  • What sharing economy? “Cars are to us what books are to Amazon,” Uber CEO Dara Khosrowshahi told a San Francisco conference this week, Eric Newcomer of Forbes reports. Khosrowshahi predicted that in five years the company could provide the whole transportation network for a city.

  • Virginia Eubanks, author of the terrific new book Automating Inequality: How High-Tech Tools Profile, Police and Punish the Poor, talks with The Atlantic’s Tank Misra about the themes of her book.

  • Life in Amazonistan: Since taking over Whole Foods, Amazon has imposed a strict set of procedures for purchasing, displaying and storing goods on store shelves and in back rooms, called “order-to-shelf” or OTS, Hayley Peterson reports for Business Insider. Executives say it is cutting costs, but many employees report being hyper-stressed by the new system. “I wake up in the middle of the night from nightmares about maps and inventory, and when regional leadership is going to come in and see one thing wrong, and fail the team,” a supervisor at a West Coast Whole Foods said. “The stress has created such a tense working environment. Seeing someone cry at work is becoming normal.” Another said, “This ‘nano’ management is downright insane.”

  • Riffing on this news, New Inquiry editor Malcolm Harris ties other threads together about Amazon’s growing power and argues that Jeff Bezos is building a planned economy that could be way more efficient than anything dreamed of by Soviet commissars, but equally inhumane. A must-read.

  • OK, maybe the comparison to Stalin’s Russia isn’t completely fair, but Harris is on to something:

    “Depending on who you ask, dekulakization was literal genocide, comparable to the Holocaust, and/or it catapulted what had been a continent-sized expanse of peasants into a modern superpower.
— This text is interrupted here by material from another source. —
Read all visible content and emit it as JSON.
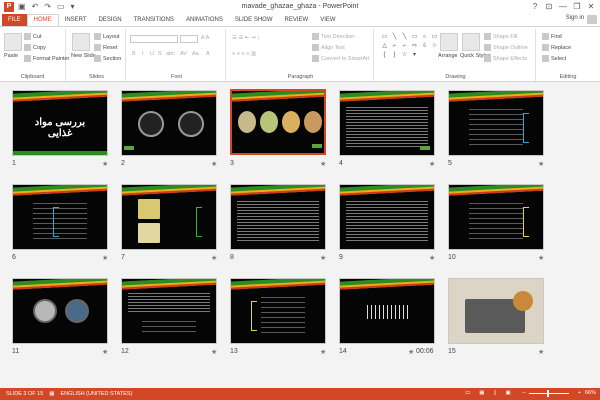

Amazon’s decimation of small businesses (bookstores in particular) is a similar sort of collectivization, purging small proprietors or driving them onto Amazon platforms. The process is decentralized and executed by the market rather than the state, but don’t get confused: Whether or not Bezos is banging on his desk, demanding the extermination of independent booksellers — though he probably is — these are top-down decisions to eliminate particular ways of life.” And this: “In aggregate, as average consumers, we should be cheering. Maybe we are. But as members of a national community, I hope we stop to ask if efficiency is all we want from our delivery infrastructure. Lowering costs as far as possible sounds good until you remember that one of those costs is labor. One of those costs is us.”


  • It’s not for nothing that The Nation depicts Bezos as a giant sucking squid on the cover of its new issue on “Monopoly’s New Rules.” As Stacy Mitchell writes, “Bezos has designed his company for a far more radical goal than merely dominating markets; he’s built Amazon to replace them. His vision is for Amazon to become the underlying infrastructure that commerce runs on….By controlling these essential pieces of infrastructure, Amazon can privilege its own products and services as they move through these pipelines, siphoning off the most lucrative currents of consumer demand for itself. And it can set the terms by which other companies have access to these pipelines, while also levying, through the fees it charges, a tax on their trade. In other words, it’s moving us away from a democratic political economy, in which commerce takes place in open markets governed by public rules, and toward a future in which the exchange of goods occurs in a private arena governed by Amazon.”

  • These critiques are helpful, but not sufficient. What’s needed is a vision of a different future not dominated by MAGAF (Microsoft, Amazon, Google, Apple and Facebook) but where individuality and genuine community can thrive. One clue: the Internet has eliminated too much of the friction in life that allows people with middling skills a niche to make a middle-class life possible. Is holochain an answer?

  • Leaks from WikiLeaks: The Intercept’s Micah Lee and Cora Currier published leaked text messages that show WikiLeaks’ Julian Assange rooting for a Republican presidential victory as early as November 2015. “The messages also reveal a running theme of sexism and misogyny, contain hints of anti-Semitism, and underline Assange’s well-documented obsession with his public image,” they write.